- Stimulates intensive research in world evangelization as no other movement has in history.
- Analyzes the actual status of the world Christian movement and thus reveals the Great growth and also the critical areas of need.
- Enables agencies, churches and individuals to match their resources with a measurable UP evangelistic target.
- Recognizes that unreached "homogeneous units" are the primary targets of frontier evangelism.
- Awakens Christians and churches to the amazing progress of the gospel and the present unprecedented receptivity worldwide. For example, most American Christians are actually shocked to learn that in Taiwan between 1946 and 1947, the population of believers exploded from about 43,000 to 500,000 Christians!
- Creates awareness that technology, transportation, and man-power exists in the world church in this kairos to speed the task of completing the Great Commission in the foreseeable future.
- Has surfaced profitable insights on the structures of world mission, distinguishing between modalities (church-based organizations) and sodalities (independent agencies), etc., and has suggested these as usable strategies.
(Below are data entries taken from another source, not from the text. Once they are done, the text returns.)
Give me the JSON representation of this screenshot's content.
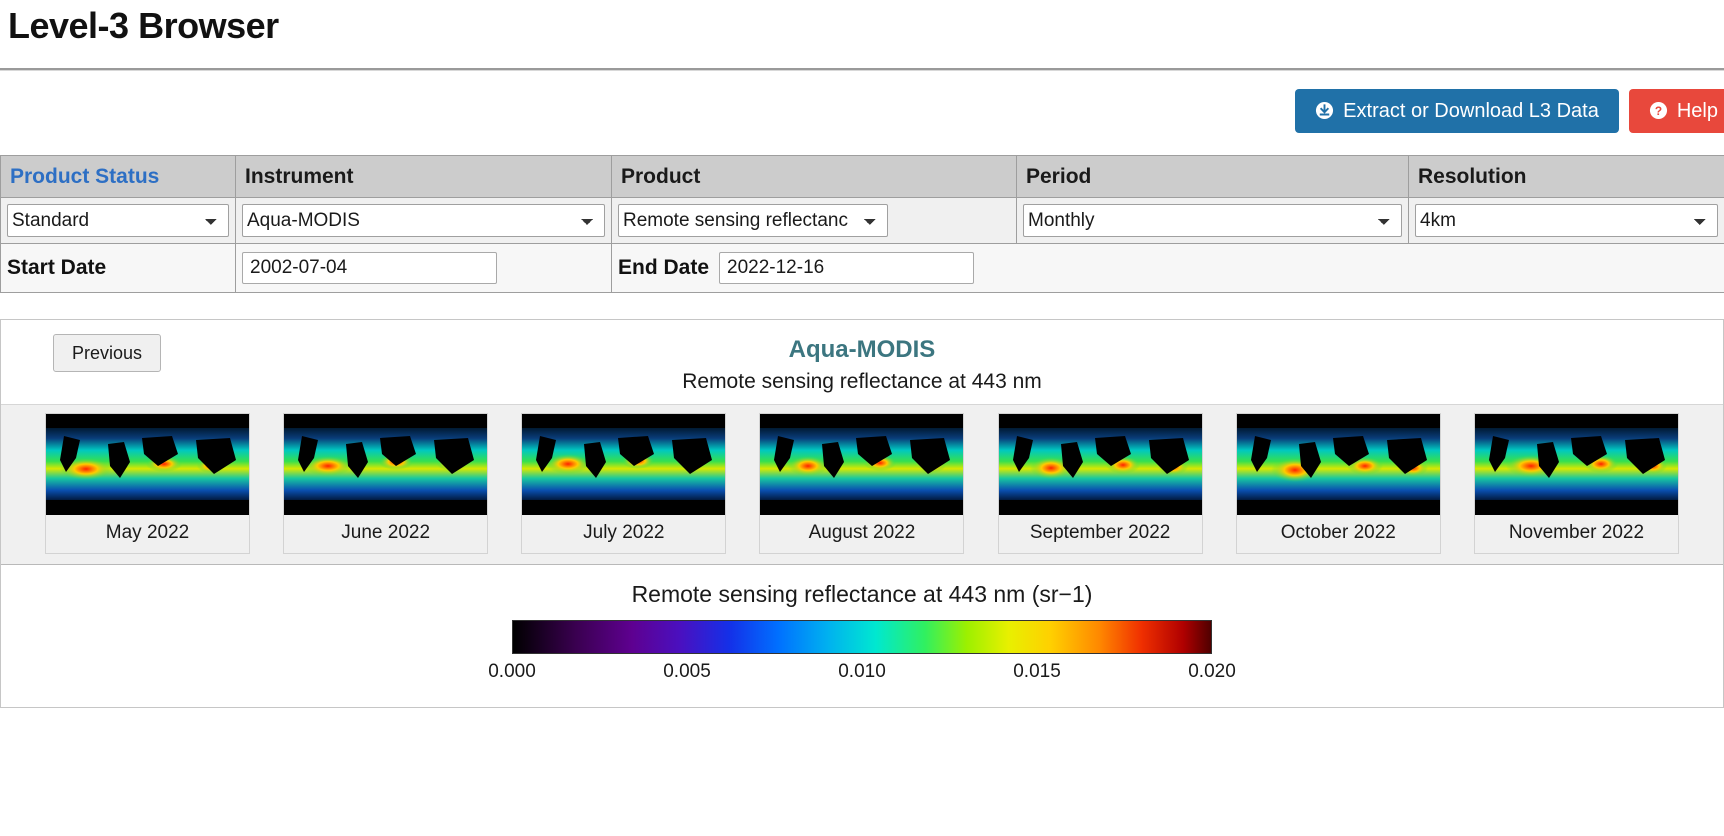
{
  "page": {
    "title": "Level-3 Browser"
  },
  "actions": {
    "extract_label": "Extract or Download L3 Data",
    "extract_icon": "download-circle-icon",
    "extract_color": "#2071a8",
    "help_label": "Help",
    "help_icon": "question-circle-icon",
    "help_color": "#e8483c"
  },
  "filters": {
    "headers": [
      "Product Status",
      "Instrument",
      "Product",
      "Period",
      "Resolution"
    ],
    "product_status": {
      "label": "Product Status",
      "value": "Standard",
      "options": [
        "Standard"
      ]
    },
    "instrument": {
      "label": "Instrument",
      "value": "Aqua-MODIS",
      "options": [
        "Aqua-MODIS"
      ]
    },
    "product": {
      "label": "Product",
      "value": "Remote sensing reflectanc",
      "options": [
        "Remote sensing reflectanc"
      ]
    },
    "period": {
      "label": "Period",
      "value": "Monthly",
      "options": [
        "Monthly"
      ]
    },
    "resolution": {
      "label": "Resolution",
      "value": "4km",
      "options": [
        "4km"
      ]
    },
    "start_date": {
      "label": "Start Date",
      "value": "2002-07-04"
    },
    "end_date": {
      "label": "End Date",
      "value": "2022-12-16"
    }
  },
  "gallery": {
    "previous_label": "Previous",
    "title": "Aqua-MODIS",
    "subtitle": "Remote sensing reflectance at 443 nm",
    "title_color": "#3c7680",
    "thumbnails": [
      {
        "label": "May 2022"
      },
      {
        "label": "June 2022"
      },
      {
        "label": "July 2022"
      },
      {
        "label": "August 2022"
      },
      {
        "label": "September 2022"
      },
      {
        "label": "October 2022"
      },
      {
        "label": "November 2022"
      }
    ]
  },
  "colorbar": {
    "title": "Remote sensing reflectance at 443 nm (sr−1)",
    "ticks": [
      "0.000",
      "0.005",
      "0.010",
      "0.015",
      "0.020"
    ],
    "min": 0.0,
    "max": 0.02
  }
}
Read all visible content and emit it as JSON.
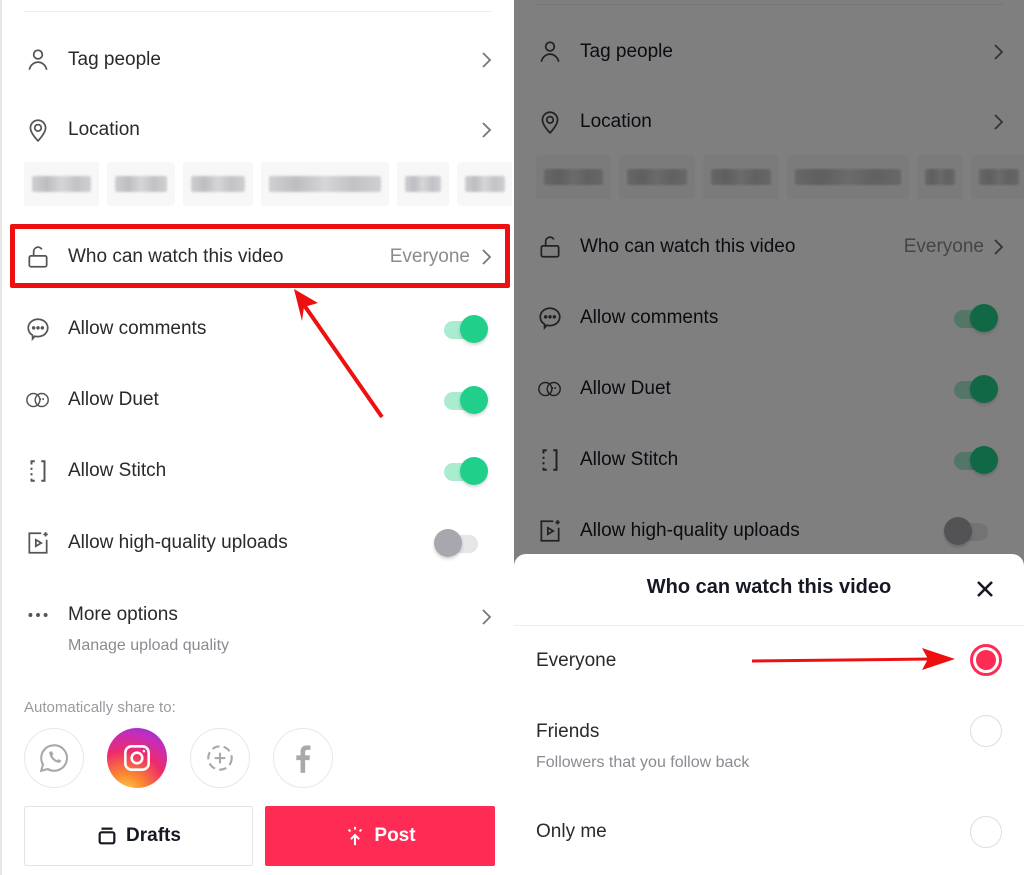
{
  "left_panel": {
    "rows": {
      "tag_people": {
        "label": "Tag people",
        "icon": "person-icon"
      },
      "location": {
        "label": "Location",
        "icon": "location-pin-icon"
      },
      "who_can_watch": {
        "label": "Who can watch this video",
        "value": "Everyone",
        "icon": "unlock-icon"
      },
      "allow_comments": {
        "label": "Allow comments",
        "icon": "comment-icon",
        "enabled": true
      },
      "allow_duet": {
        "label": "Allow Duet",
        "icon": "duet-icon",
        "enabled": true
      },
      "allow_stitch": {
        "label": "Allow Stitch",
        "icon": "stitch-icon",
        "enabled": true
      },
      "allow_hq_uploads": {
        "label": "Allow high-quality uploads",
        "icon": "hq-video-icon",
        "enabled": false
      },
      "more_options": {
        "label": "More options",
        "sublabel": "Manage upload quality",
        "icon": "more-dots-icon"
      }
    },
    "location_tags_count": 6,
    "share": {
      "label": "Automatically share to:",
      "targets": [
        "WhatsApp",
        "Instagram",
        "Add story",
        "Facebook"
      ],
      "selected": "Instagram"
    },
    "buttons": {
      "drafts": "Drafts",
      "post": "Post"
    }
  },
  "right_panel": {
    "rows": {
      "tag_people": {
        "label": "Tag people"
      },
      "location": {
        "label": "Location"
      },
      "who_can_watch": {
        "label": "Who can watch this video",
        "value": "Everyone"
      },
      "allow_comments": {
        "label": "Allow comments",
        "enabled": true
      },
      "allow_duet": {
        "label": "Allow Duet",
        "enabled": true
      },
      "allow_stitch": {
        "label": "Allow Stitch",
        "enabled": true
      },
      "allow_hq_uploads": {
        "label": "Allow high-quality uploads",
        "enabled": false
      }
    },
    "sheet": {
      "title": "Who can watch this video",
      "options": [
        {
          "label": "Everyone",
          "sublabel": "",
          "selected": true
        },
        {
          "label": "Friends",
          "sublabel": "Followers that you follow back",
          "selected": false
        },
        {
          "label": "Only me",
          "sublabel": "",
          "selected": false
        }
      ]
    }
  },
  "colors": {
    "accent": "#fe2c55",
    "toggle_on": "#20d08a",
    "annotation": "#ee1010"
  }
}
- Clarifies the places of need and usable strategies for church- planting, frontier evangelism
- Enables Christians and churches worldwide to understand the greatest remaining unreached peoples' needs and to enlist prayer and plans to reach them.
- Brings recognition and understanding of the powerful influences of culture, false religions, and other sociological factors as major barriers to effective evangelism.
- Brings valid insights from anthropology, sociology to bear on understanding God's mosaic of cultures and their differences v.a.v. effective evangelization.
- Breathes new life into missiological study.
- Gives birth to many new mission and evangelistic agencies and boards focused on heightened evangelism and frontier mission.
- Simplifies planning for completing the Great Commission by mission agencies and churches with its clarification of specific goals and possible strategies.
- Helps and encourages Two-Thirds World churches to understand the necessity of their sharing in the task of continuing world evangelization (E-l, E-2, E-3).
- Creates confidence and brotherhood among two-thirds-world churches through proper understanding of God's worldwide mosaic of cultures and their inter-relationships.
- Focuses primarily on receptive peoples while praying for resistant peoples. (see Rev. 4, "God opens doors...")
- Simplifies the task of identifying the best strategies to complete the Great Commission through unreached peoples research.
- Researches the need for strategizing for effective evangelization in new cultures.
- Endorses the homogeneous unit principle as the most effective means of deciding where to evangelize and plant a new church.
- Points up the need to discern God's specific evangelistic approach/tactic for each different people group.
- Emphasizes the need for strategic planning for evangelistic ministry.
- Produces motivating mottos to assist recruiting missionaries and enlisting churches--such as "A church for every people by 2000" and "The world by 2000," etc.
- Prays and works for people movements in evangelizing unreached groups.
- Seeks, believes, and prays for opportunities and growth in every people group, regardless of size or sociological composition.
- Seeks to spark the spontaneous expansion of the Church.
- Purposes to move rapidly through these stages of evangelism: Pioneer, Parent, Partner, and Participation.
- Rejoices that two-thirds world missions are rapidly becoming full partners in world evangelization and encourages development of their own strategies.
- Defines "completing the Great Commission" to mean "a church for every people!" and/or "the vindication of God's righteousness and love by clearly presenting the gospel to every creature."
- Holds that missionary activity should result in the planting and growth of a church.
- Insists that contextualizing the message and evangelistic strategy for every people group is imperative.
- Urges an incarnational approach to evangelism by cross-cultural missionaries: their willingness to divest themselves of preconceptions and cultural baggage and to identify humbly with the culture and lifestyle of the target people.
People group thinking makes a significant difference!